Big Trees First to Die in Severe Droughts
New research published this past week in Nature Plants, a journal, finds that large trees suffer the most and are the first to die in droughts. This includes large trees like sequoias and redwoods that are found in northern California– a state that has seen its longest drought ever recorded. This is not only bad news for the ecosystems that these trees provide habitats for, but also in regard to climate change, as it is these trees that capture a great amount of CO2. When they die, they release all the CO2 into the atmosphere that they had stored. This week, officials in California reported that the number of dead trees in California has soared to 25 million, the result of drought and diseases exacerbated by lack of water. By Brittany Patterson and ClimateWire, published at Scientific American.
Can capitalism evolve to address the climate crisis?
Capitalism is quite malleable, changing and transforming based on societal needs. Is it possible that this system can be transformed to address climate change? Yes. As Andrew Hoffman acknowledges in this piece, the question is not whether or not capitalism can work to slow climate change, but rather, how capitalism could and will evolve to address societal needs. The piece highlights how metrics like GDP and discount rates can be tools for this evolution, guiding us on a path that values things differently. The piece ends by concluding that the solution to climate change should come from businesses, as businesses can transcend national boundaries and also possess resources that exceed that of many countries. By Andrew Hoffman and published at World Economic Forum Agenda.
Speaking of the effects of climate change, natural disasters were seen around the word this week. Floods have hit southern France as well as South Carolina this weekend. 16 people were killed in the floods in the French Riviera, where a violent storm brought the city of Nice 10% of its average yearly rainfall in two days alone.
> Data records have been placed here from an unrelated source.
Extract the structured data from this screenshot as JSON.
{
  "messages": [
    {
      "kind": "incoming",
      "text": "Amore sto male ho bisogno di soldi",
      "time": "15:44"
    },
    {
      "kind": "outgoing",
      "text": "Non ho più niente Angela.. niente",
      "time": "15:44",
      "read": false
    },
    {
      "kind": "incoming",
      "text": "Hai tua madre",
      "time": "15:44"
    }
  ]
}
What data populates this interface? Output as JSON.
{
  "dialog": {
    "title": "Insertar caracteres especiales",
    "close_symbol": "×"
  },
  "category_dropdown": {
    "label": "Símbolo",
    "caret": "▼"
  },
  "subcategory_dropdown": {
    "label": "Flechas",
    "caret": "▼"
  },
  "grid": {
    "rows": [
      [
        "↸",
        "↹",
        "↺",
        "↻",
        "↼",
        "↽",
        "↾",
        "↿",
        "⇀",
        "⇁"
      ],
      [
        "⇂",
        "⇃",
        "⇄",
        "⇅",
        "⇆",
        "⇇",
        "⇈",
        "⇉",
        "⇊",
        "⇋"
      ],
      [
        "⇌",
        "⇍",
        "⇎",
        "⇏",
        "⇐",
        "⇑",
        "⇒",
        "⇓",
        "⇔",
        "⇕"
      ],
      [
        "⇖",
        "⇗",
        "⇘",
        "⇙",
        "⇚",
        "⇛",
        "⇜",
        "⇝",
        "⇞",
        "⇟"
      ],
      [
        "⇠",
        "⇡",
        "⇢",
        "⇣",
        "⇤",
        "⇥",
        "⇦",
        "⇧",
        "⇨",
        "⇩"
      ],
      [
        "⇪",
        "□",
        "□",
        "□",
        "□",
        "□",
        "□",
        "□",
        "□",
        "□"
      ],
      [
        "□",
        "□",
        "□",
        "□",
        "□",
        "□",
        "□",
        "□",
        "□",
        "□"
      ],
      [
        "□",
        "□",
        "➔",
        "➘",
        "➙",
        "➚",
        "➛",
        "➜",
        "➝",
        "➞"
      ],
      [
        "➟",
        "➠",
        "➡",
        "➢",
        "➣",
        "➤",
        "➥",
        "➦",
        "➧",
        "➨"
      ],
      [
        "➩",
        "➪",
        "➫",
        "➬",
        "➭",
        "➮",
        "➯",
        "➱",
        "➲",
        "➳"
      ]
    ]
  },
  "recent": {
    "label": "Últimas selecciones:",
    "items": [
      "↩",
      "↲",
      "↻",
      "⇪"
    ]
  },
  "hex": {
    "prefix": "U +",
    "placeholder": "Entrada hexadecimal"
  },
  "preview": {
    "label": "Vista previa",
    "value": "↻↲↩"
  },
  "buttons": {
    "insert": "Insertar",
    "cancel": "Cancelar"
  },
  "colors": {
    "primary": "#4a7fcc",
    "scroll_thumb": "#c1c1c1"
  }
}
Record rainfall has hit South Carolina where hundreds of people have been rescued from their homes by boats, and where, as of Sunday October 4th, more than 17 inches of rain fell in the area in 48 hours.